Iona Presentation College student participates in Fremantle Anzac Centenary Commemerative Ceremony

Left: Daisy Fluggee was connected to her great-grandmother across 100 years as she waited on Mosman Park train station. Right: The heritage train passing through Mosman Park train station.
Left: Daisy Fluggee was connected to her great-grandmother across 100 years as she waited on Mosman Park train station.
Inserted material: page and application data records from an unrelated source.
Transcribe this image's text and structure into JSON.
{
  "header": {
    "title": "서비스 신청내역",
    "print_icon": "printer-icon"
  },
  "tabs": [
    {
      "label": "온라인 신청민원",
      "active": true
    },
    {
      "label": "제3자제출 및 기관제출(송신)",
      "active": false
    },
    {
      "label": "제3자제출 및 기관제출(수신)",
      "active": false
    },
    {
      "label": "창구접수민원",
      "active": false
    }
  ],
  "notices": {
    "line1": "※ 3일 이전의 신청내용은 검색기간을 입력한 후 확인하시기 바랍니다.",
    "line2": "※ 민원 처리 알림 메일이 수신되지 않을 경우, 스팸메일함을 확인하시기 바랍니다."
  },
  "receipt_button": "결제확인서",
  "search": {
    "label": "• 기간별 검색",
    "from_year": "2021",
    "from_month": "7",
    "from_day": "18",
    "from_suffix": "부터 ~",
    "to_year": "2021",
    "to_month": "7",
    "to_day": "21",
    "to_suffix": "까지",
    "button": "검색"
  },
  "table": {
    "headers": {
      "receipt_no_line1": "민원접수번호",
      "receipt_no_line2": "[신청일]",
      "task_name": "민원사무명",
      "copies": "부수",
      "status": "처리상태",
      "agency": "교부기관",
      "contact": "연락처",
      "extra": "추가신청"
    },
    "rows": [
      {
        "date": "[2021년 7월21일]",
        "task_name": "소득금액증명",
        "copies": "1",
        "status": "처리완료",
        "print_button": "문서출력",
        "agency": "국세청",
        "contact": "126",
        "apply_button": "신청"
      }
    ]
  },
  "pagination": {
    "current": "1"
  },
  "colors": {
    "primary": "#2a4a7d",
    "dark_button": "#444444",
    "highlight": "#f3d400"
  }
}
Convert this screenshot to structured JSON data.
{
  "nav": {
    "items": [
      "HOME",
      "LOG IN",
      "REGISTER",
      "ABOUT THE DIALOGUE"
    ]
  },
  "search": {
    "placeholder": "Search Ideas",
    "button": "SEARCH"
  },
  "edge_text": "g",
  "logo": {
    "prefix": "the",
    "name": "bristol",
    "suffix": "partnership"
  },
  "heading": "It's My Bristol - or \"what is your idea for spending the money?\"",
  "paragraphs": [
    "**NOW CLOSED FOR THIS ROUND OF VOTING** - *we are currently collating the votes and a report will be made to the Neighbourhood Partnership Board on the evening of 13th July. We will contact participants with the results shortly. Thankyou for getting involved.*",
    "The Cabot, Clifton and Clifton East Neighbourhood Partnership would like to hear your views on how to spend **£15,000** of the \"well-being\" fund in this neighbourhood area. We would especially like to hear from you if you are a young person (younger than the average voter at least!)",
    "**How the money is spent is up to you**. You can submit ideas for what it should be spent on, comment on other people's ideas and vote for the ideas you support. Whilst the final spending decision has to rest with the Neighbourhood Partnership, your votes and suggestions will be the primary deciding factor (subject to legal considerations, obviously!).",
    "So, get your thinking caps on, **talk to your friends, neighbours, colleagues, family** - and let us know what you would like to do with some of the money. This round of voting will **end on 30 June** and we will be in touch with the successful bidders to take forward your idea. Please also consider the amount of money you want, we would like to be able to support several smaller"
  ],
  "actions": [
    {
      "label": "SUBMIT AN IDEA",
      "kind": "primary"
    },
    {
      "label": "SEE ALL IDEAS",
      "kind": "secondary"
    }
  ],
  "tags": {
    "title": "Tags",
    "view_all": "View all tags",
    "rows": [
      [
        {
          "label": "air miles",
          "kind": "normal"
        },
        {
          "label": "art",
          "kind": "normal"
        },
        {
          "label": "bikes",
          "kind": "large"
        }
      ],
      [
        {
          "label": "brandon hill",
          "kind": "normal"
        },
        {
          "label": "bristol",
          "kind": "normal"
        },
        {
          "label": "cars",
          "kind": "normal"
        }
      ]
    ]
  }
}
Right: The heritage train passing through Mosman Park train station.

LAST Friday, Iona Presentation College student Daisy Fluggee (14) stood on the same Mosman Park train station platform as her great-grandmother had to commemorate WA's first Anzac troops leaving for Gallipoli from Fremantle 100 years ago.
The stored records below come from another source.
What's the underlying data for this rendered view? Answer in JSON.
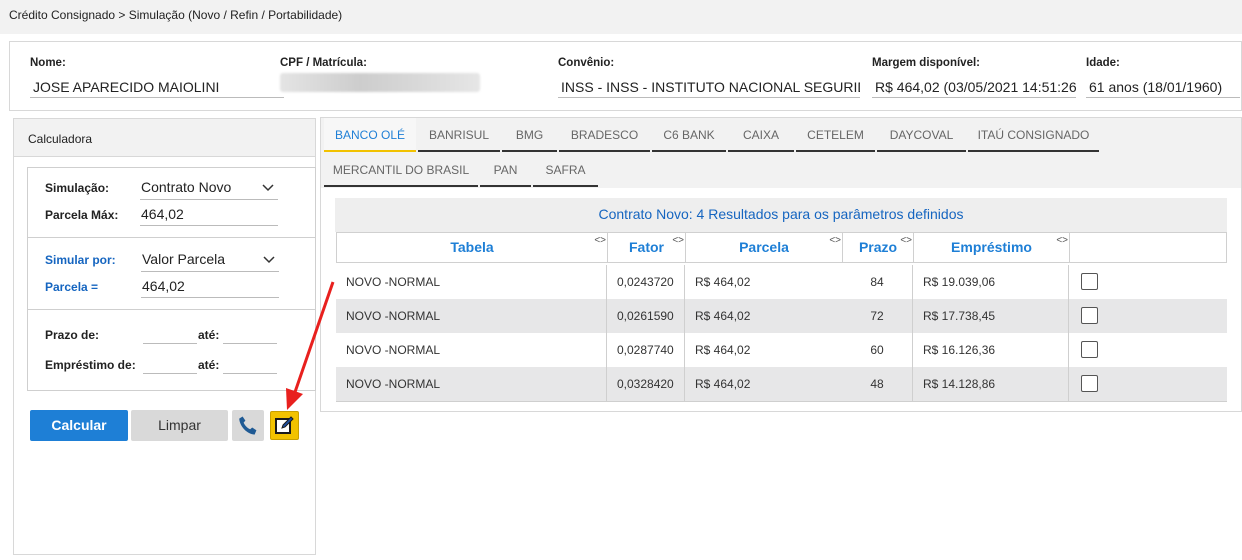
{
  "breadcrumb": "Crédito Consignado > Simulação (Novo / Refin / Portabilidade)",
  "client": {
    "nome_label": "Nome:",
    "nome": "JOSE APARECIDO MAIOLINI",
    "cpf_label": "CPF / Matrícula:",
    "convenio_label": "Convênio:",
    "convenio": "INSS - INSS - INSTITUTO NACIONAL SEGURIDAD",
    "margem_label": "Margem disponível:",
    "margem": "R$ 464,02 (03/05/2021 14:51:26",
    "idade_label": "Idade:",
    "idade": "61 anos (18/01/1960)"
  },
  "calc": {
    "title": "Calculadora",
    "simulacao_label": "Simulação:",
    "simulacao_value": "Contrato Novo",
    "parcela_max_label": "Parcela Máx:",
    "parcela_max_value": "464,02",
    "simular_por_label": "Simular por:",
    "simular_por_value": "Valor Parcela",
    "parcela_eq_label": "Parcela =",
    "parcela_eq_value": "464,02",
    "prazo_de_label": "Prazo de:",
    "ate_label": "até:",
    "emprestimo_de_label": "Empréstimo de:",
    "calcular_label": "Calcular",
    "limpar_label": "Limpar"
  },
  "tabs": [
    {
      "label": "BANCO OLÉ"
    },
    {
      "label": "BANRISUL"
    },
    {
      "label": "BMG"
    },
    {
      "label": "BRADESCO"
    },
    {
      "label": "C6 BANK"
    },
    {
      "label": "CAIXA"
    },
    {
      "label": "CETELEM"
    },
    {
      "label": "DAYCOVAL"
    },
    {
      "label": "ITAÚ CONSIGNADO"
    },
    {
      "label": "MERCANTIL DO BRASIL"
    },
    {
      "label": "PAN"
    },
    {
      "label": "SAFRA"
    }
  ],
  "results": {
    "title": "Contrato Novo: 4 Resultados para os parâmetros definidos",
    "columns": [
      "Tabela",
      "Fator",
      "Parcela",
      "Prazo",
      "Empréstimo"
    ],
    "sort_glyph": "<>",
    "rows": [
      {
        "tabela": "NOVO -NORMAL",
        "fator": "0,0243720",
        "parcela": "R$ 464,02",
        "prazo": "84",
        "emprestimo": "R$ 19.039,06"
      },
      {
        "tabela": "NOVO -NORMAL",
        "fator": "0,0261590",
        "parcela": "R$ 464,02",
        "prazo": "72",
        "emprestimo": "R$ 17.738,45"
      },
      {
        "tabela": "NOVO -NORMAL",
        "fator": "0,0287740",
        "parcela": "R$ 464,02",
        "prazo": "60",
        "emprestimo": "R$ 16.126,36"
      },
      {
        "tabela": "NOVO -NORMAL",
        "fator": "0,0328420",
        "parcela": "R$ 464,02",
        "prazo": "48",
        "emprestimo": "R$ 14.128,86"
      }
    ]
  },
  "colors": {
    "accent": "#1e7fd6",
    "tab_active_underline": "#f2c200",
    "annotation_arrow": "#e8201e"
  }
}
‘It’s amazing and such a privilege what happened today,’ Daisy said.

In 1914, when her great grandmother Kathleen O’Connor was just 12, she and other Iona students went to the station to say goodbye to the troops.

Daisy said she would now do her own studies into the history and importance of the anniversary.

On October 31, 1914, WA troops went from a training camp near Mundaring to Fremantle to join two ships that left Albany on November 1 for the Middle East.

‘Ultimately, the Great War affected an entire generation of Australians after a staggering 38 per cent of the male population aged between 18 and 44 enlisted,’ Premier Colin Barnett said.

‘The extraordinary bravery and sacrifice of those young troops still resonates today and those characteristics have helped shape our nation.’

Last Friday, the commemorative train carrying army cadets from Midland to Fremantle was greeted by residents ” including former Mosman Park RSL president and World War II RAAF sergeant Ken Walker (98) ” and school students as it passed through.

‘We have to think back to when those young men, who didn’t know what faced them, put their lives on the line for what is right,’ Mr Walker said.